Web page and app entries:
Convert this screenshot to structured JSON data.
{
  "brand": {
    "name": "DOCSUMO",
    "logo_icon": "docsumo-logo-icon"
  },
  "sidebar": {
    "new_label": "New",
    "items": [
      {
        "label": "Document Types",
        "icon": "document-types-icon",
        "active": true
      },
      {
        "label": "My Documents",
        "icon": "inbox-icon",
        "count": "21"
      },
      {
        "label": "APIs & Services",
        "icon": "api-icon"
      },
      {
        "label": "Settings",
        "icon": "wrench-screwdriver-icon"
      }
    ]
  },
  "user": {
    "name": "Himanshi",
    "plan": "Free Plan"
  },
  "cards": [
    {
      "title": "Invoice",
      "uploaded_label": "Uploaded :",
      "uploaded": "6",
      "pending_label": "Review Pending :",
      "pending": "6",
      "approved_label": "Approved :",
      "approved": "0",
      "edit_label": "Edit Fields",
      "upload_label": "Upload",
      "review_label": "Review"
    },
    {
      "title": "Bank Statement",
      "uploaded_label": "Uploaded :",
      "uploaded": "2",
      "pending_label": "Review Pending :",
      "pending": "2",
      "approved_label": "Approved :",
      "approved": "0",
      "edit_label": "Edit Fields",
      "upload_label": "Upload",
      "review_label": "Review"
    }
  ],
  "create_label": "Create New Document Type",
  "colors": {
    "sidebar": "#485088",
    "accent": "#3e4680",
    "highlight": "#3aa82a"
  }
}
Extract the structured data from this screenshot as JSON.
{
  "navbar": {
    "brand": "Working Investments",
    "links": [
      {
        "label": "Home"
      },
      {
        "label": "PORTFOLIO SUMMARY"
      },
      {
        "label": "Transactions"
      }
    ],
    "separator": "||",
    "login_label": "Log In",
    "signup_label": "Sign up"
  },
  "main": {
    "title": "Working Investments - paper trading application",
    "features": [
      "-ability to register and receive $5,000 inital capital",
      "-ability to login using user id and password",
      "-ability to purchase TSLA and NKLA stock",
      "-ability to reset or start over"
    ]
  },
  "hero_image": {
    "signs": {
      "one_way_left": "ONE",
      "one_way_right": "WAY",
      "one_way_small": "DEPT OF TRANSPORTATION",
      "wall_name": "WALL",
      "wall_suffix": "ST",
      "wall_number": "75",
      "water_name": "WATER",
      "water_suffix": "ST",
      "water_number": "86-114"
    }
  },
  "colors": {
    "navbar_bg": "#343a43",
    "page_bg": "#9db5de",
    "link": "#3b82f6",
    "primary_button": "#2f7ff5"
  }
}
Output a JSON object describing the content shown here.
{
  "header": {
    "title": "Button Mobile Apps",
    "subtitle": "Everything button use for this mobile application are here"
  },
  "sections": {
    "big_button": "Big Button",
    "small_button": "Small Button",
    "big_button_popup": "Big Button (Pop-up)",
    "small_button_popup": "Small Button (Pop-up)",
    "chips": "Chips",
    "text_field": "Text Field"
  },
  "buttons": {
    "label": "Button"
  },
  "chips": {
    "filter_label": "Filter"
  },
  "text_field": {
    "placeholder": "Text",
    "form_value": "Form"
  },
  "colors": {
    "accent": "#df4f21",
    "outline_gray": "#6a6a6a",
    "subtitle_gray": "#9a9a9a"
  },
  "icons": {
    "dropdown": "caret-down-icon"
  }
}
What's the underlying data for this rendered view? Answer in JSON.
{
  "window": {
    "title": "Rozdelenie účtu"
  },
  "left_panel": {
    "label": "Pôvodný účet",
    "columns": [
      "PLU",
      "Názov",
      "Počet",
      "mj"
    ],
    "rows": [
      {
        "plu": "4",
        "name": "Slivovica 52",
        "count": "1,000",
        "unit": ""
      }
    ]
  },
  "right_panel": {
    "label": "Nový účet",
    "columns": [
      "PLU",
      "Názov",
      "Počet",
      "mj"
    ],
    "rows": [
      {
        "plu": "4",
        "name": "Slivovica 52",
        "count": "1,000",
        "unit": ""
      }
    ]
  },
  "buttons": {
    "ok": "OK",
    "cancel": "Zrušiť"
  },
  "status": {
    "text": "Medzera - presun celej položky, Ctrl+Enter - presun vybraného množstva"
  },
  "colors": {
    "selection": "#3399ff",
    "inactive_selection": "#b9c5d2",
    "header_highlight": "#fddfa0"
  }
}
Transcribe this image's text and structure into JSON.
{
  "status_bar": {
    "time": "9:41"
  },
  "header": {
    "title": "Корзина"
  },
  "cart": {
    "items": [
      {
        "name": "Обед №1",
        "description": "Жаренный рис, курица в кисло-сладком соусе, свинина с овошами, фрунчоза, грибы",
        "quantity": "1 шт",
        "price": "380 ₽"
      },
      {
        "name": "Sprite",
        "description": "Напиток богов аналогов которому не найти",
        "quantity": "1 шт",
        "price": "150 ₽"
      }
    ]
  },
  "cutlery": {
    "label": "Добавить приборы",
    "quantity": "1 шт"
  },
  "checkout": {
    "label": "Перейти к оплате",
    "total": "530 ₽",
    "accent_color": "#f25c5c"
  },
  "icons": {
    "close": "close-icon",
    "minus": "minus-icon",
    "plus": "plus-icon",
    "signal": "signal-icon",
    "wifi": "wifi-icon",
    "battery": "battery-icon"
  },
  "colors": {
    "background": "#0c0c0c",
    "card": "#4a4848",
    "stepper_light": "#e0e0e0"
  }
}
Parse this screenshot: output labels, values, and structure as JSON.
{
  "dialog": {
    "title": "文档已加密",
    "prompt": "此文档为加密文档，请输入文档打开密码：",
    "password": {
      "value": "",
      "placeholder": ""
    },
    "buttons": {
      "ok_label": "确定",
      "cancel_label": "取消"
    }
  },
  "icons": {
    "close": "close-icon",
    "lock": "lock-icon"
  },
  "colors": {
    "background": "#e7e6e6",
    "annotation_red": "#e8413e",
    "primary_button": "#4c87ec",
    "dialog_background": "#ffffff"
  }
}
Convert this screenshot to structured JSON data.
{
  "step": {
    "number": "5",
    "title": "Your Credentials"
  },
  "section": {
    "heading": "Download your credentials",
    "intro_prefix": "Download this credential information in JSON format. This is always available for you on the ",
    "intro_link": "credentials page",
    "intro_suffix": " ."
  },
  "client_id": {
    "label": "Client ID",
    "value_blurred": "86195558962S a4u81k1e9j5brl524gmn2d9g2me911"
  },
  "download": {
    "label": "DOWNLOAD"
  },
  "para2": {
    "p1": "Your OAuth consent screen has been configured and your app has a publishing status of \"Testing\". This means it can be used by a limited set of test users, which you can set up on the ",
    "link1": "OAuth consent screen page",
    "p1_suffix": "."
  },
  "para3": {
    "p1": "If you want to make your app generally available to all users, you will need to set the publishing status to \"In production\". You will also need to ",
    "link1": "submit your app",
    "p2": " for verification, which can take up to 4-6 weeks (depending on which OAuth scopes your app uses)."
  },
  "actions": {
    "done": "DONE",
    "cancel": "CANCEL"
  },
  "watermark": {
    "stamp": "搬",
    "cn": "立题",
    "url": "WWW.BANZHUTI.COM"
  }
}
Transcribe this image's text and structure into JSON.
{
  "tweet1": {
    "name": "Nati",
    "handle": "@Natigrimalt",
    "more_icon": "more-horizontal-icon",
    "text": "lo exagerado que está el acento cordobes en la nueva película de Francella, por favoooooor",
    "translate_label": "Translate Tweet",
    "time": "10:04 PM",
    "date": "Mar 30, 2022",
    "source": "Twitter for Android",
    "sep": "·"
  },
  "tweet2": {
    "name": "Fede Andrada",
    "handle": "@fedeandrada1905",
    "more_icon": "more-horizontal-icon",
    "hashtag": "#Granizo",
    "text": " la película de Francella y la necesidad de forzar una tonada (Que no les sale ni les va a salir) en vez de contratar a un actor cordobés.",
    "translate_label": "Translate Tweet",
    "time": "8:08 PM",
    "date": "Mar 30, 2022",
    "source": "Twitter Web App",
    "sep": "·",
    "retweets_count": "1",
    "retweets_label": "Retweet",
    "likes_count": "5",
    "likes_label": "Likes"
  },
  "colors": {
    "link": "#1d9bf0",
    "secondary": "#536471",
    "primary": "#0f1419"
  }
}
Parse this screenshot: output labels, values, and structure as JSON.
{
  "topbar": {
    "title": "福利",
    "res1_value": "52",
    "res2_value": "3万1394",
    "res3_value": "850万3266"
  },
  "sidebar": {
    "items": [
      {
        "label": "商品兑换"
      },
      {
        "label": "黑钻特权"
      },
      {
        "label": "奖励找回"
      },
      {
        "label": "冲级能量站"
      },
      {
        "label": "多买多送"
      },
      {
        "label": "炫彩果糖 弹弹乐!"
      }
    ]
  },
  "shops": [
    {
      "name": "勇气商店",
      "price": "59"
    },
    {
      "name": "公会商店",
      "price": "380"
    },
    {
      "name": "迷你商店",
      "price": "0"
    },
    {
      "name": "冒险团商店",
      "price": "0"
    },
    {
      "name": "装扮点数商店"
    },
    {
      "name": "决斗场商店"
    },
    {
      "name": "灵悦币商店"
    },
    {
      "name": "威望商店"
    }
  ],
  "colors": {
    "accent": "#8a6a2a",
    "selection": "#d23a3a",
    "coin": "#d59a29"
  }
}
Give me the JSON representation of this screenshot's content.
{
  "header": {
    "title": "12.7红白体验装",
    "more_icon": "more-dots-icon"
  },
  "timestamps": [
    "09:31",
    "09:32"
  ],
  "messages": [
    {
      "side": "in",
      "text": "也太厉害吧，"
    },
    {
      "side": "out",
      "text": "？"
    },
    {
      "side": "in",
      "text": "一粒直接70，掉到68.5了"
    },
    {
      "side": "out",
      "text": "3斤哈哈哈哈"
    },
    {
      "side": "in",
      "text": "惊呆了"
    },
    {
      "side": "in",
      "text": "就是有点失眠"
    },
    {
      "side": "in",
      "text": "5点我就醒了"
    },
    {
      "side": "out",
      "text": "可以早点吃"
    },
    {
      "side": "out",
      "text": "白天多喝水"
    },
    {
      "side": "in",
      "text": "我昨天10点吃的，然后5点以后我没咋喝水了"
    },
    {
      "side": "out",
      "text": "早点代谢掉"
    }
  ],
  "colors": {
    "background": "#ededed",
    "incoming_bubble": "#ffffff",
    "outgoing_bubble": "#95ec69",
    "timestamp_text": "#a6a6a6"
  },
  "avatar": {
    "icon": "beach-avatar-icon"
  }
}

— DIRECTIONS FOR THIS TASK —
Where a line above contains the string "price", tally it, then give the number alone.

— COMPLETED TASK —
6